→ WHAT IS REQUIRED
Each line of the data should be given again exactly.

Data records
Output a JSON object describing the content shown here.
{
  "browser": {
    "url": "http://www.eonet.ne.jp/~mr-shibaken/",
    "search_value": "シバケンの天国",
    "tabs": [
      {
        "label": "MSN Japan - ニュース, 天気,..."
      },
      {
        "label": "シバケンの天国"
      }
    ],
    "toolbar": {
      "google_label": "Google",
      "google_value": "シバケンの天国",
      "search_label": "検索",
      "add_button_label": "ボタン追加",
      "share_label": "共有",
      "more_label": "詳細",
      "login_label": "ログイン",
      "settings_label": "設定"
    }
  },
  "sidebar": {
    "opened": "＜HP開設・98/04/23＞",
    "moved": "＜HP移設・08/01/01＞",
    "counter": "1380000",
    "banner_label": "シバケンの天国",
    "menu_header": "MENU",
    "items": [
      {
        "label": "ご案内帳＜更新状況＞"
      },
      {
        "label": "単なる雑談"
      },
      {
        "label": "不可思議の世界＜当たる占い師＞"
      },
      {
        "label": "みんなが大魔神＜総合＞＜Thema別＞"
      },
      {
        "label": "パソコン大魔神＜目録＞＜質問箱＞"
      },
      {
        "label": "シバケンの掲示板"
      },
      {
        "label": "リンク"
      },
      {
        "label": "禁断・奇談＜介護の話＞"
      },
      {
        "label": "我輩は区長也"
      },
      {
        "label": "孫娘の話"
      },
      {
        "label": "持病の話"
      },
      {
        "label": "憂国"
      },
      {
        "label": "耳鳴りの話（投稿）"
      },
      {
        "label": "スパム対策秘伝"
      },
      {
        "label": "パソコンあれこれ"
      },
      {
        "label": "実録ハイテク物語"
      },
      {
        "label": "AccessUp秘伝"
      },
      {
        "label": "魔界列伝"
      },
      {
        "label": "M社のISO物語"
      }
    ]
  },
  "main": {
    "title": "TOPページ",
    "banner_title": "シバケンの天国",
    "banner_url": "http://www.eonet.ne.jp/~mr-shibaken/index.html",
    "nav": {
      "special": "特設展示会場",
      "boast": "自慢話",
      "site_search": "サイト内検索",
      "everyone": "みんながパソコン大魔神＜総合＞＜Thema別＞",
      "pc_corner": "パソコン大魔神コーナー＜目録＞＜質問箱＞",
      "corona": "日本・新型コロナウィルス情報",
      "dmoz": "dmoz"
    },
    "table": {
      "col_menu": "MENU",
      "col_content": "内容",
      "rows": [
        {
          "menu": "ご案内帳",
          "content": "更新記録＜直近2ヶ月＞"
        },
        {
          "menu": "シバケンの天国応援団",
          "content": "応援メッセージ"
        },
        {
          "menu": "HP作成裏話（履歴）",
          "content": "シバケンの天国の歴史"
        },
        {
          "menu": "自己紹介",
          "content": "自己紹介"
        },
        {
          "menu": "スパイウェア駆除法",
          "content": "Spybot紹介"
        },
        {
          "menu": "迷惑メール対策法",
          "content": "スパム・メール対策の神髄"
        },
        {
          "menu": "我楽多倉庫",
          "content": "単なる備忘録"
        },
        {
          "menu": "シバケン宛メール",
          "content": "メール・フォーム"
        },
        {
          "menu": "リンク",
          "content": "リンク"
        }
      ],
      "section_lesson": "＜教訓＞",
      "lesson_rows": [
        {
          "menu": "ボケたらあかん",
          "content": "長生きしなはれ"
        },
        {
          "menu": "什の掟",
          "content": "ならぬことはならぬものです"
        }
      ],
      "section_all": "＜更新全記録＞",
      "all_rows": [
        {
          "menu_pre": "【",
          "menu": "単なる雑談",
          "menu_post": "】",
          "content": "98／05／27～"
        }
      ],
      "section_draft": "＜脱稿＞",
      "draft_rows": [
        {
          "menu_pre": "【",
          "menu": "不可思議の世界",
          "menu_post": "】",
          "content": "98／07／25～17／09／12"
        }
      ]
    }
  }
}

→ RESPONSE AREA
Output a JSON object describing the content shown here.
{
  "browser": {
    "url": "http://www.eonet.ne.jp/~mr-shibaken/",
    "search_value": "シバケンの天国",
    "tabs": [
      {
        "label": "MSN Japan - ニュース, 天気,..."
      },
      {
        "label": "シバケンの天国"
      }
    ],
    "toolbar": {
      "google_label": "Google",
      "google_value": "シバケンの天国",
      "search_label": "検索",
      "add_button_label": "ボタン追加",
      "share_label": "共有",
      "more_label": "詳細",
      "login_label": "ログイン",
      "settings_label": "設定"
    }
  },
  "sidebar": {
    "opened": "＜HP開設・98/04/23＞",
    "moved": "＜HP移設・08/01/01＞",
    "counter": "1380000",
    "banner_label": "シバケンの天国",
    "menu_header": "MENU",
    "items": [
      {
        "label": "ご案内帳＜更新状況＞"
      },
      {
        "label": "単なる雑談"
      },
      {
        "label": "不可思議の世界＜当たる占い師＞"
      },
      {
        "label": "みんなが大魔神＜総合＞＜Thema別＞"
      },
      {
        "label": "パソコン大魔神＜目録＞＜質問箱＞"
      },
      {
        "label": "シバケンの掲示板"
      },
      {
        "label": "リンク"
      },
      {
        "label": "禁断・奇談＜介護の話＞"
      },
      {
        "label": "我輩は区長也"
      },
      {
        "label": "孫娘の話"
      },
      {
        "label": "持病の話"
      },
      {
        "label": "憂国"
      },
      {
        "label": "耳鳴りの話（投稿）"
      },
      {
        "label": "スパム対策秘伝"
      },
      {
        "label": "パソコンあれこれ"
      },
      {
        "label": "実録ハイテク物語"
      },
      {
        "label": "AccessUp秘伝"
      },
      {
        "label": "魔界列伝"
      },
      {
        "label": "M社のISO物語"
      }
    ]
  },
  "main": {
    "title": "TOPページ",
    "banner_title": "シバケンの天国",
    "banner_url": "http://www.eonet.ne.jp/~mr-shibaken/index.html",
    "nav": {
      "special": "特設展示会場",
      "boast": "自慢話",
      "site_search": "サイト内検索",
      "everyone": "みんながパソコン大魔神＜総合＞＜Thema別＞",
      "pc_corner": "パソコン大魔神コーナー＜目録＞＜質問箱＞",
      "corona": "日本・新型コロナウィルス情報",
      "dmoz": "dmoz"
    },
    "table": {
      "col_menu": "MENU",
      "col_content": "内容",
      "rows": [
        {
          "menu": "ご案内帳",
          "content": "更新記録＜直近2ヶ月＞"
        },
        {
          "menu": "シバケンの天国応援団",
          "content": "応援メッセージ"
        },
        {
          "menu": "HP作成裏話（履歴）",
          "content": "シバケンの天国の歴史"
        },
        {
          "menu": "自己紹介",
          "content": "自己紹介"
        },
        {
          "menu": "スパイウェア駆除法",
          "content": "Spybot紹介"
        },
        {
          "menu": "迷惑メール対策法",
          "content": "スパム・メール対策の神髄"
        },
        {
          "menu": "我楽多倉庫",
          "content": "単なる備忘録"
        },
        {
          "menu": "シバケン宛メール",
          "content": "メール・フォーム"
        },
        {
          "menu": "リンク",
          "content": "リンク"
        }
      ],
      "section_lesson": "＜教訓＞",
      "lesson_rows": [
        {
          "menu": "ボケたらあかん",
          "content": "長生きしなはれ"
        },
        {
          "menu": "什の掟",
          "content": "ならぬことはならぬものです"
        }
      ],
      "section_all": "＜更新全記録＞",
      "all_rows": [
        {
          "menu_pre": "【",
          "menu": "単なる雑談",
          "menu_post": "】",
          "content": "98／05／27～"
        }
      ],
      "section_draft": "＜脱稿＞",
      "draft_rows": [
        {
          "menu_pre": "【",
          "menu": "不可思議の世界",
          "menu_post": "】",
          "content": "98／07／25～17／09／12"
        }
      ]
    }
  }
}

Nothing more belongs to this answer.